▶ **DATA TO USE**
● ● ● ●

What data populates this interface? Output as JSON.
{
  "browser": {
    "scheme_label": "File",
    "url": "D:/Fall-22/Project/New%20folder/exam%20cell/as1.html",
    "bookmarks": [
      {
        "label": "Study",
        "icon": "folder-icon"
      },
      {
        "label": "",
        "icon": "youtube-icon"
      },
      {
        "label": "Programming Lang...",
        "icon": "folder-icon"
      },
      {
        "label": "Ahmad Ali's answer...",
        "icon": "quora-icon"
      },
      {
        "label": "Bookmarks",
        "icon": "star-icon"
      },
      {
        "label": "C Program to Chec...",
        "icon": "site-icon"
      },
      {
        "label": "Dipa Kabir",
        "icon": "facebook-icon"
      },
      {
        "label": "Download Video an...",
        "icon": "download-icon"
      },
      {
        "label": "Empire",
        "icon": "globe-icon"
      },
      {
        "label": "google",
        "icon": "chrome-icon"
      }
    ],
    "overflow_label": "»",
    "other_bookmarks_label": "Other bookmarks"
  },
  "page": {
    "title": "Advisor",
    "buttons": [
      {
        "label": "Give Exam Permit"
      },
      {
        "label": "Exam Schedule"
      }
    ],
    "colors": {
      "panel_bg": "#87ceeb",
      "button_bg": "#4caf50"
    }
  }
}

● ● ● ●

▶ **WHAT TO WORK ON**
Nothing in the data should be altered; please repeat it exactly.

▶ **PROBLEM SOLUTION**
What data populates this interface? Output as JSON.
{
  "browser": {
    "scheme_label": "File",
    "url": "D:/Fall-22/Project/New%20folder/exam%20cell/as1.html",
    "bookmarks": [
      {
        "label": "Study",
        "icon": "folder-icon"
      },
      {
        "label": "",
        "icon": "youtube-icon"
      },
      {
        "label": "Programming Lang...",
        "icon": "folder-icon"
      },
      {
        "label": "Ahmad Ali's answer...",
        "icon": "quora-icon"
      },
      {
        "label": "Bookmarks",
        "icon": "star-icon"
      },
      {
        "label": "C Program to Chec...",
        "icon": "site-icon"
      },
      {
        "label": "Dipa Kabir",
        "icon": "facebook-icon"
      },
      {
        "label": "Download Video an...",
        "icon": "download-icon"
      },
      {
        "label": "Empire",
        "icon": "globe-icon"
      },
      {
        "label": "google",
        "icon": "chrome-icon"
      }
    ],
    "overflow_label": "»",
    "other_bookmarks_label": "Other bookmarks"
  },
  "page": {
    "title": "Advisor",
    "buttons": [
      {
        "label": "Give Exam Permit"
      },
      {
        "label": "Exam Schedule"
      }
    ],
    "colors": {
      "panel_bg": "#87ceeb",
      "button_bg": "#4caf50"
    }
  }
}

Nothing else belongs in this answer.